New report explores what total abortion ban means in the Dominican Republic
Stories like these are revealed in a new Human Rights Watch report, released Monday, that focuses on the effect of a total government ban on abortions in the Dominican Republic.
The Caribbean nation is one of just 26 countries around the globe that prohibit -- even criminalize -- the procedure with no exceptions, according to the Guttmacher Institute, a research and policy group focused on reproductive health and rights. And the Dominican Republic is one of six countries in the Caribbean and Latin America to maintain restrictions, no matter the circumstances.
Article 37 in the country's Constitution, which also prohibits the death penalty in all circumstances, reads, "The right to life is inviolable from conception until death."
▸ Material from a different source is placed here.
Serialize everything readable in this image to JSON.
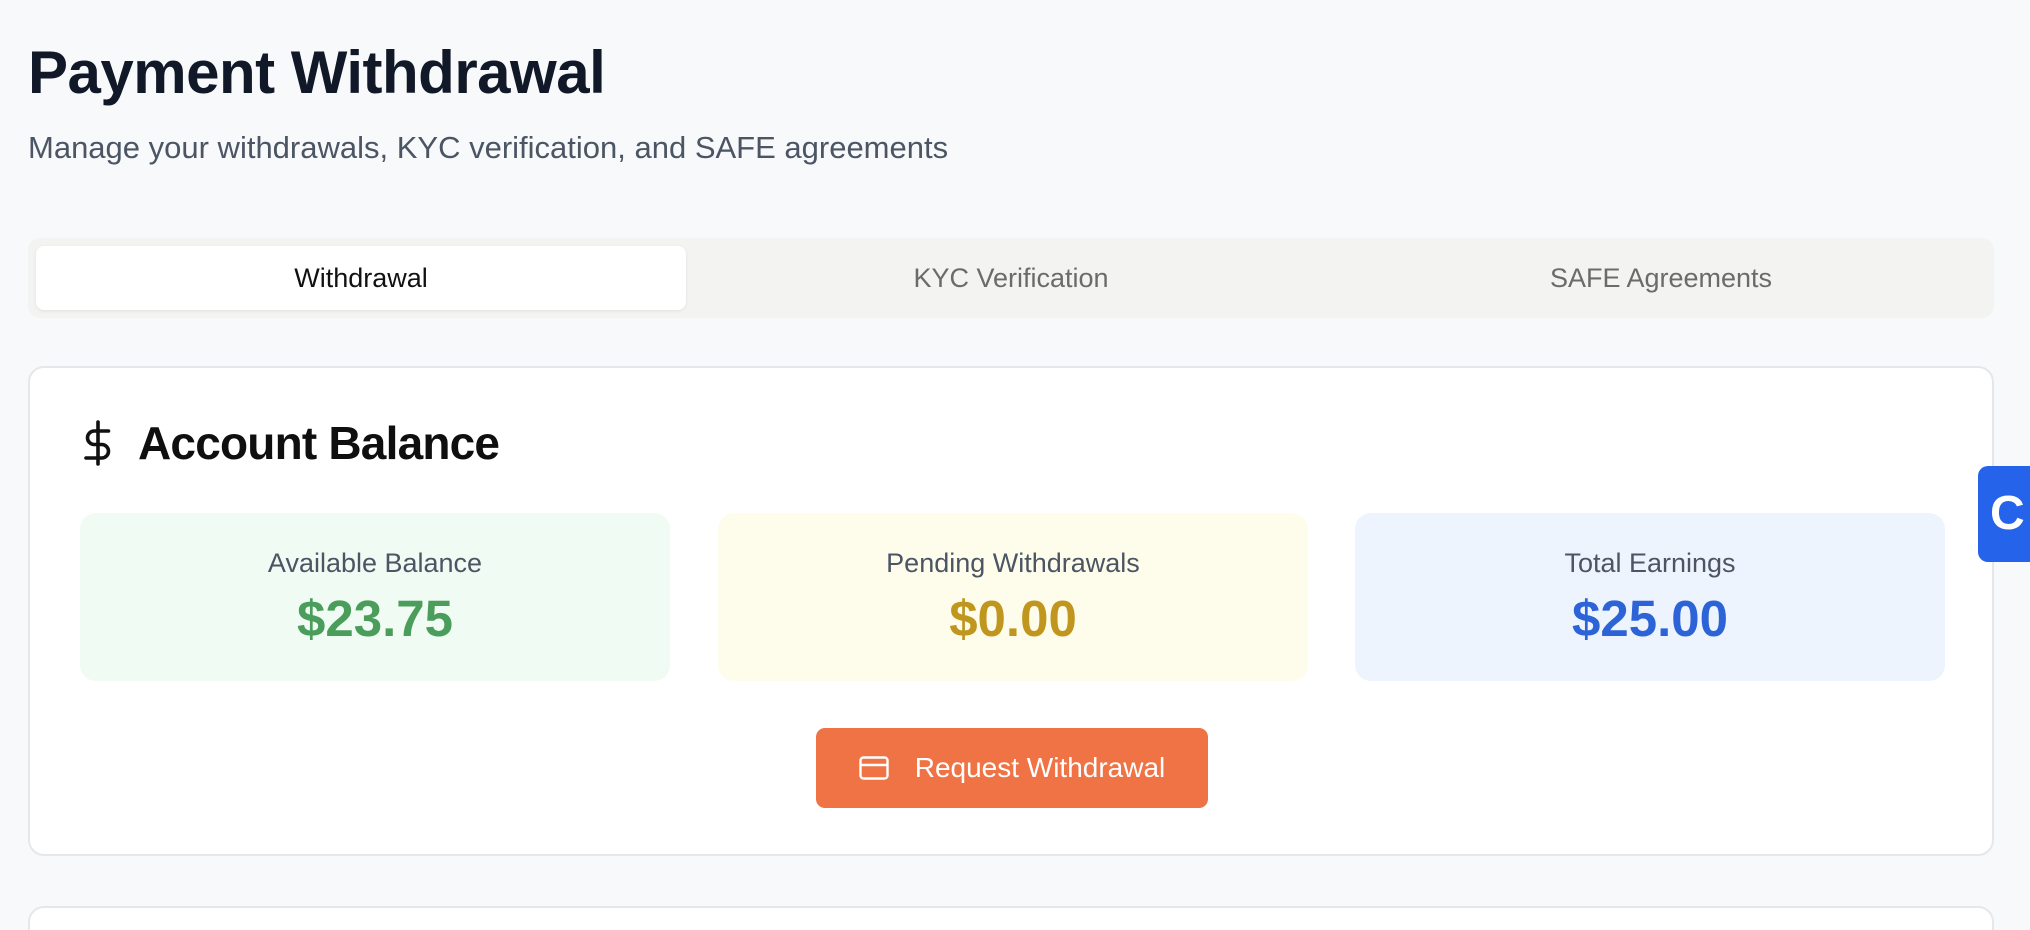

But just because abortions are outlawed doesn't mean they don't happen. In fact, Guttmacher has reported that incidence of abortions are no less frequent -- but are less safe -- when they are restricted. And in Latin America and the Caribbean, where 97% of women and girls of reproductive age live in a place with restrictive abortion laws, the rate of abortion has increased, rising 9 percentage points between the early 1990s and 20 years later, Guttmacher found.
In a nation where the Ministry of Public Health and Social Assistance reports that nearly half of all pregnancies are unplanned or unwanted, the lack of safe and legal options for abortion has real consequences, the report shows.
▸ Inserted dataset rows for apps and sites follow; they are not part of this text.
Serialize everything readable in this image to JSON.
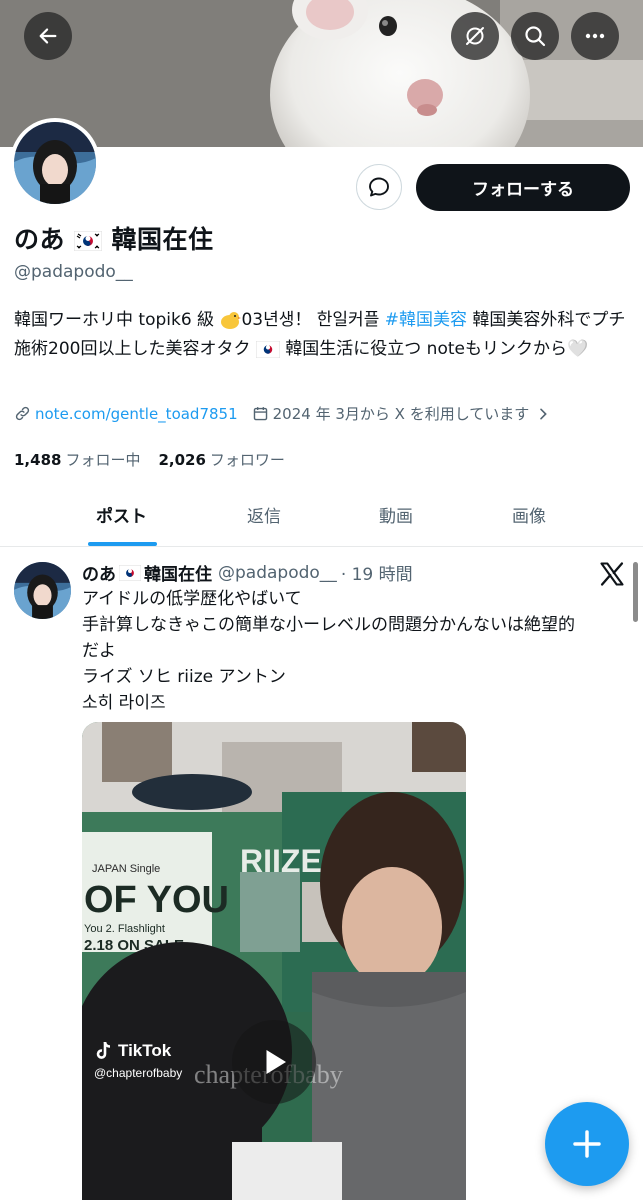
{
  "profile": {
    "display_name": "のあ",
    "display_name_suffix": "韓国在住",
    "handle": "@padapodo__",
    "follow_label": "フォローする",
    "bio": {
      "part1": "韓国ワーホリ中 topik6 級 ",
      "part2": "03년생！ 한일커플 ",
      "hashtag": "#韓国美容",
      "part3": " 韓国美容外科でプチ施術200回以上した美容オタク",
      "part4": " 韓国生活に役立つ noteもリンクから",
      "heart": "🤍"
    },
    "link": "note.com/gentle_toad7851",
    "joined": "2024 年 3月から X を利用しています",
    "following_count": "1,488",
    "following_label": "フォロー中",
    "followers_count": "2,026",
    "followers_label": "フォロワー"
  },
  "tabs": [
    {
      "label": "ポスト",
      "active": true
    },
    {
      "label": "返信",
      "active": false
    },
    {
      "label": "動画",
      "active": false
    },
    {
      "label": "画像",
      "active": false
    }
  ],
  "post": {
    "author_name": "のあ",
    "author_suffix": "韓国在住",
    "author_handle": "@padapodo__",
    "time": "· 19 時間",
    "lines": [
      "アイドルの低学歴化やばいて",
      "手計算しなきゃこの簡単な小ーレベルの問題分かんないは絶望的",
      "だよ",
      "ライズ ソヒ riize アントン",
      "소히 라이즈"
    ],
    "media": {
      "poster_text_1": "OF YOU",
      "poster_text_2": "RIIZE",
      "poster_text_3": "2.18 ON SALE",
      "poster_text_4": "JAPAN Single",
      "poster_text_5": "You   2. Flashlight",
      "tiktok_label": "TikTok",
      "tiktok_user": "@chapterofbaby",
      "watermark": "chapterofbaby"
    }
  },
  "colors": {
    "accent": "#1d9bf0",
    "text_primary": "#0f1419",
    "text_secondary": "#536471",
    "follow_bg": "#0f1419"
  },
  "icons": [
    "back-arrow-icon",
    "hide-eye-icon",
    "search-icon",
    "more-icon",
    "message-icon",
    "link-icon",
    "calendar-icon",
    "chevron-right-icon",
    "x-logo-icon",
    "play-icon",
    "plus-icon",
    "korea-flag-icon",
    "heart-icon",
    "chick-emoji-icon"
  ]
}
"Women and girls in the Dominican Republic have always defied the abortion ban, but they have been forced to put their health and lives on the line to end pregnancies clandestinely," said Margaret Wurth, senior women's rights researcher at Human Rights Watch and the report's author.
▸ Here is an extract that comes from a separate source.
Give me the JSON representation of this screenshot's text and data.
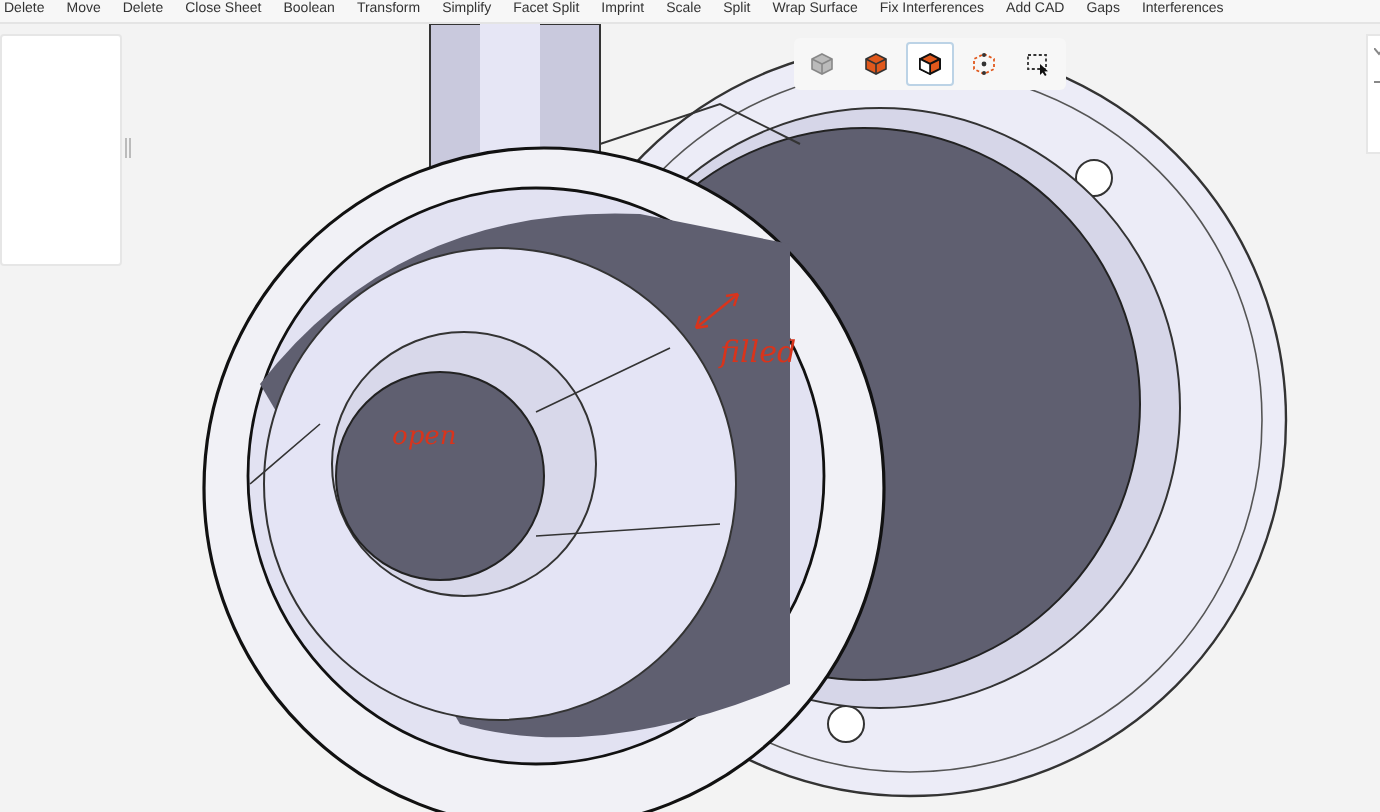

They've tried home remedies, sipped special teas and denied themselves food or water. They've taken prescriptions that aren't supposed to be taken while pregnant, have ingested or inserted other pills to terminate their pregnancies and have tried to harm themselves. One woman reported using a concrete block to beat her belly.
Human Rights Watch interviewed 167 people for this report. Included were 50 women and girls who'd experienced unplanned or unwanted pregnancies and dozens of others -- such as health providers, social service professionals and other officials.
Women with resources who want to terminate their pregnancies may be able to travel outside the country or, with the help of their connections, arrange for abortions through safe clandestine providers. But those who are poor or living in rural parts of the country don't have these options, Wurth said. They are left with two choices: have babies they don't want or fend for themselves to end their pregnancies. Adolescent girls, who often lack access to contraception and information, she said, are especially vulnerable.
Add to this Article 317 in the Dominican Republic's penal code, which threatens prison sentences when it comes to abortion. Women and girls who self-induce or consent to abortions, and medical providers who provide illegal abortions, face the risk of serving time behind bars.
In practice, while abortions are against the law even to save the life of a woman or girl, the United Nations reports that "general principles of criminal legislation allow abortions to be performed for this reason on the grounds of necessity."
But this exception doesn't help every woman or girl who feels she needs an abortion.
Prosecutions and arrests are rare, but fear of both persists -- often preventing people from seeking or offering help, Wurth explained. Even women who have had miscarriages, she said, admit being afraid to enter hospitals because they might be falsely accused of having induced an abortion.
"Criminal penalties create fear that permeates everything," the report's author said. It means women and girls believe that "Going to the hospital and saying I had an abortion means I'm going to jail."